Yet the Bond films still remain splendidly rotten at the core. When our antiheroic operative seductively interrogates the widow (Monica Bellucci) of the hoodlum he kills in the opening sequence, no amount of evocative framing (by ace DP Hoyte van Hoytema) or natural magnetism can negate the sense that we're watching a beautifully orchestrated rape scene. That's not a case of insensitive cluelessness on the filmmakers' part. This is the truth of Bond's character; his charisma and his depravity go hand in hand.
Of course his primary conquest is named Madeleine Swann (Léa Seydoux), calling up visions of both Proust and a virgin to be defiled. The screenwriters (John Logan, Neal Purvis, Robert Wade and Jez Butterworth are credited with this particular patchwork) and returning director Sam Mendes do their best to give Madeleine agency: "I don't need to teach you anything," says Bond as he watches Madeleine demonstrate her knack with a pistol. Yet after a superbly staged close-quarters fight with the sinewy henchman Hinx (Dave Bautista), a breathless Madeleine turns to Bond and asks, "Now what do we do?" PG-13 coitus follows, and it's easy to intuit which of the two of them suggested that.

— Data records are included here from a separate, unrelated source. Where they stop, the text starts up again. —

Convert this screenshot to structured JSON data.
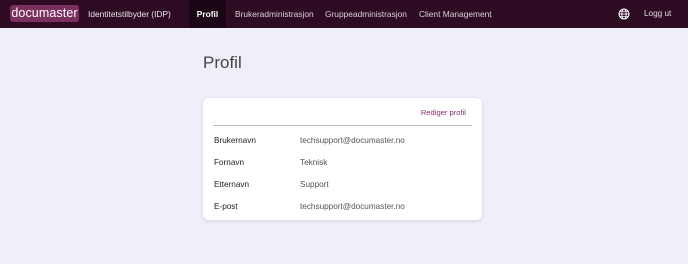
{
  "header": {
    "logo_text": "documaster",
    "app_title": "Identitetstilbyder (IDP)",
    "nav": [
      {
        "label": "Profil",
        "active": true
      },
      {
        "label": "Brukeradministrasjon",
        "active": false
      },
      {
        "label": "Gruppeadministrasjon",
        "active": false
      },
      {
        "label": "Client Management",
        "active": false
      }
    ],
    "language_icon": "globe-icon",
    "logout_label": "Logg ut"
  },
  "page": {
    "title": "Profil"
  },
  "profile_card": {
    "edit_label": "Rediger profil",
    "fields": [
      {
        "label": "Brukernavn",
        "value": "techsupport@documaster.no"
      },
      {
        "label": "Fornavn",
        "value": "Teknisk"
      },
      {
        "label": "Etternavn",
        "value": "Support"
      },
      {
        "label": "E-post",
        "value": "techsupport@documaster.no"
      }
    ]
  },
  "colors": {
    "topbar": "#2c0b23",
    "logo_bg": "#7a2f5e",
    "active_nav_bg": "#1a0615",
    "page_bg": "#f0eff9",
    "accent_link": "#8a2f68"
  }
}
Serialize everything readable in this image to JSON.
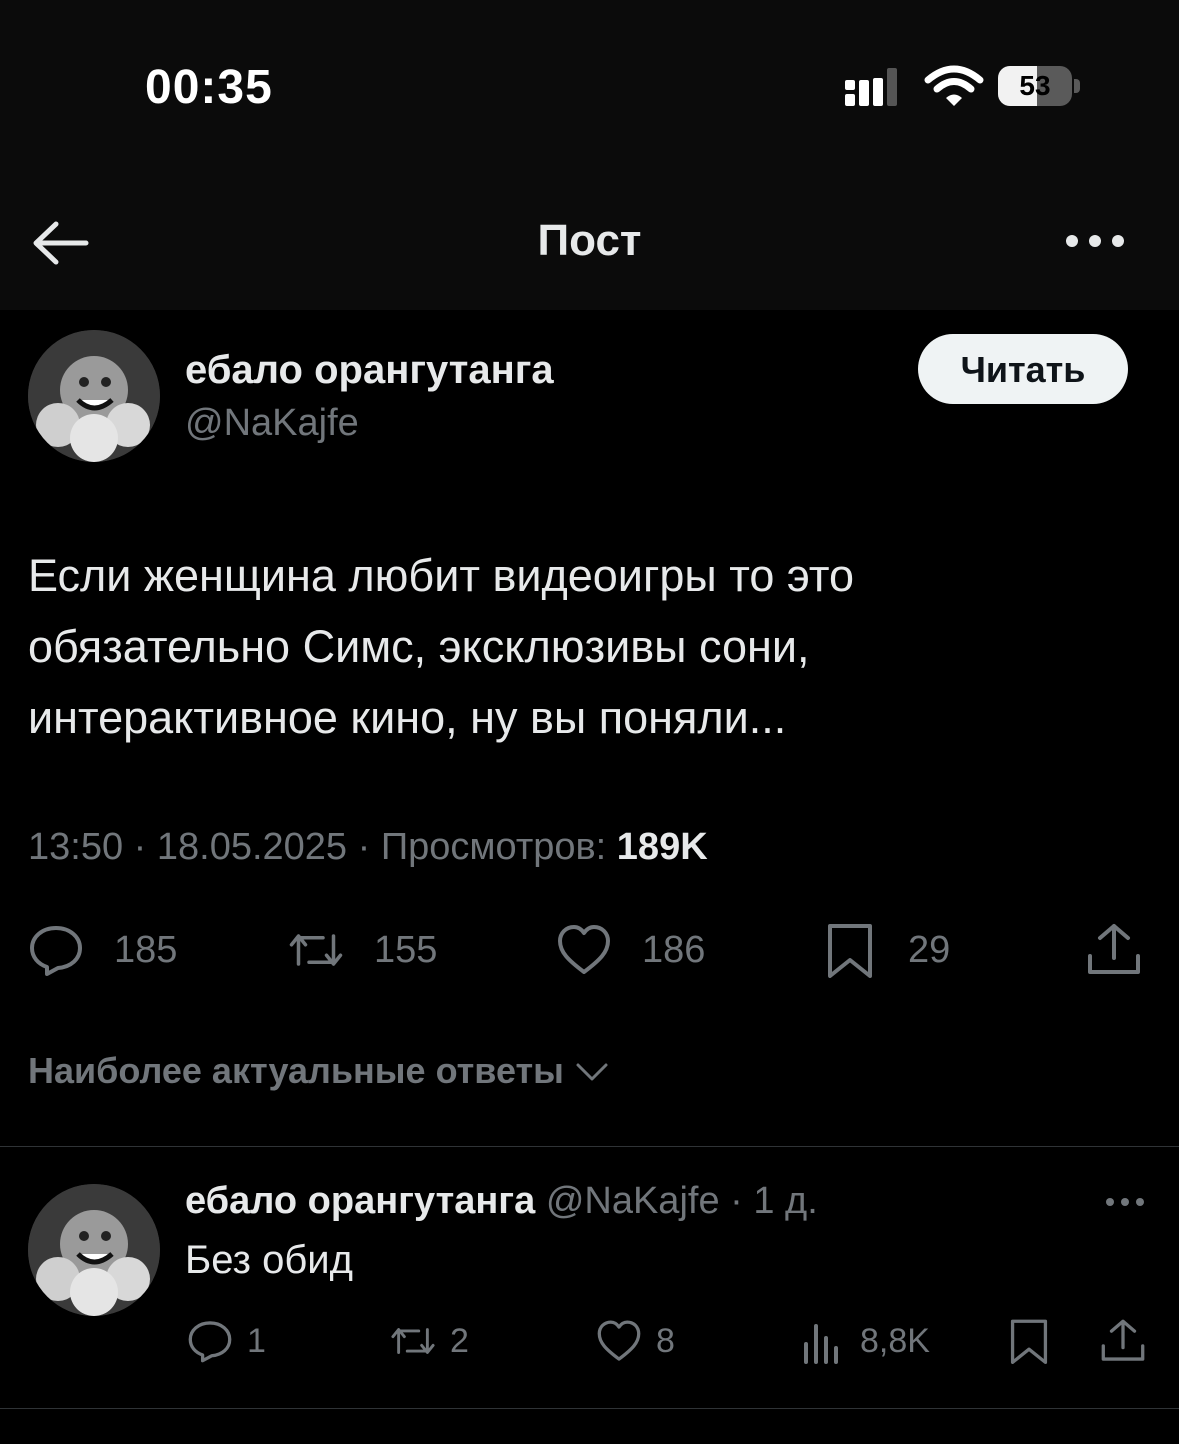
{
  "status_bar": {
    "time": "00:35",
    "battery_level": "53"
  },
  "nav": {
    "title": "Пост"
  },
  "post": {
    "author_name": "ебало орангутанга",
    "author_handle": "@NaKajfe",
    "follow_label": "Читать",
    "text_lines": [
      "Если женщина любит видеоигры то это",
      "обязательно Симс, эксклюзивы сони,",
      "интерактивное кино, ну вы поняли..."
    ],
    "meta_time": "13:50 · 18.05.2025 · Просмотров: ",
    "meta_views": "189K",
    "counts": {
      "replies": "185",
      "reposts": "155",
      "likes": "186",
      "bookmarks": "29"
    }
  },
  "replies_sort_label": "Наиболее актуальные ответы",
  "reply": {
    "author_name": "ебало орангутанга",
    "author_handle": "@NaKajfe",
    "separator": "·",
    "age": "1 д.",
    "text": "Без обид",
    "counts": {
      "replies": "1",
      "reposts": "2",
      "likes": "8",
      "views": "8,8K"
    }
  }
}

It's a man's world, baby. And I really wouldn't have it any other way in the context of the James Bond extended universe. (When it comes to the debased art that we love, each of us picks our poison, and this is mine.) What I appreciate about Spectre as the potential capper to the Craig series of films is how it finally embraces the absurdities that Casino Royale, Quantum, and Skyfall tried to quell (to varying degrees of success) with oh-so-serious emoting. Here, the self-stated "author of all [Bond's] pain" is revealed to be a literal Big Brother—Franz Oberhauser (Christoph Waltz) whose jealousy over the adopted Bond's relationship with his father drove him to psychosis. Now he's concocted a fiendish plan to build a Trojan Horse-style global surveillance system that will give him power beyond measure. He's also currently going by another name: Ernst Stavro Blofeld, who the Bond faithful know is the head of the terrorist organization SPECTRE and our secret agent man's eternal nemesis. (Both the facial scar and the Persian cat appear, surely giving Mike Myers additional fodder for any future Austin Powers installments.)

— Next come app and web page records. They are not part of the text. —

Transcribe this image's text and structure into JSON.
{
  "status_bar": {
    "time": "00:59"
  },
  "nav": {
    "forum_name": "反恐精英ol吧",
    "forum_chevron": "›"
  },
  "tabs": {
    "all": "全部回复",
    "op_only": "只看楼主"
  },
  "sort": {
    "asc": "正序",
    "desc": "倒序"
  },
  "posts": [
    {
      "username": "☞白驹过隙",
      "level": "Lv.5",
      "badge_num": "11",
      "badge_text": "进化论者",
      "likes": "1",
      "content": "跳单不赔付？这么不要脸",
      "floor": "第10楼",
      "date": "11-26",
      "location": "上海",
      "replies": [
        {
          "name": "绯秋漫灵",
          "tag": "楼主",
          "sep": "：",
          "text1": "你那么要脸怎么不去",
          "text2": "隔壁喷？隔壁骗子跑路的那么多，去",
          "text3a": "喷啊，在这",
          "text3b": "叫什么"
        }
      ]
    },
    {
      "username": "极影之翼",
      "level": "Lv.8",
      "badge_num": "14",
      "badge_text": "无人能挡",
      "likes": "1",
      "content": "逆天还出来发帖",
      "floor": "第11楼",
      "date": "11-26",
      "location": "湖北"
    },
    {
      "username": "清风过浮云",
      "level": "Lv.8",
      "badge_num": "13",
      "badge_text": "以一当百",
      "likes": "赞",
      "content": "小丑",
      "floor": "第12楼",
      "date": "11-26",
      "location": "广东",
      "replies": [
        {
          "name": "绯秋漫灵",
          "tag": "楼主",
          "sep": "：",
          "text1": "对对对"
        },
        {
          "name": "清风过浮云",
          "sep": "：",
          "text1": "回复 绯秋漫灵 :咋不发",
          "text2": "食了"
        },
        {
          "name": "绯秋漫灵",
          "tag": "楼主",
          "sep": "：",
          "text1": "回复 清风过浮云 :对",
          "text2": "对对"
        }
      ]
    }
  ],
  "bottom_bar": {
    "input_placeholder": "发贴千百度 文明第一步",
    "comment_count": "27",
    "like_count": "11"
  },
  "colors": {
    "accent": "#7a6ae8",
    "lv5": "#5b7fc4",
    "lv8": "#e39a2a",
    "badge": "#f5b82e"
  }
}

Blofeld is a cartoon villain intent on driving Bond out of his mind. But his adversary isn't much human either. There's an inspired torture sequence in which Bond's brain is literally drilled into, and it's not surprising that all the threats of permanent lobotomy amount to naught. Bond's an empty vessel fitted with a custom-made person suit—six official iterations and counting. (Blofeld may as well be boring into the Omega watch that's expertly flashed to camera several times over.) Is it any wonder this Bond's final onscreen conquest isn't flesh and blood but metal and rubber (that ever-resilient Aston Martin DB5)? He's his own advertisement, and an ever-pliable poster child for studio-, state-, and spectator-sanctioned debauchery. Serving at her majesty's pleasure, indeed.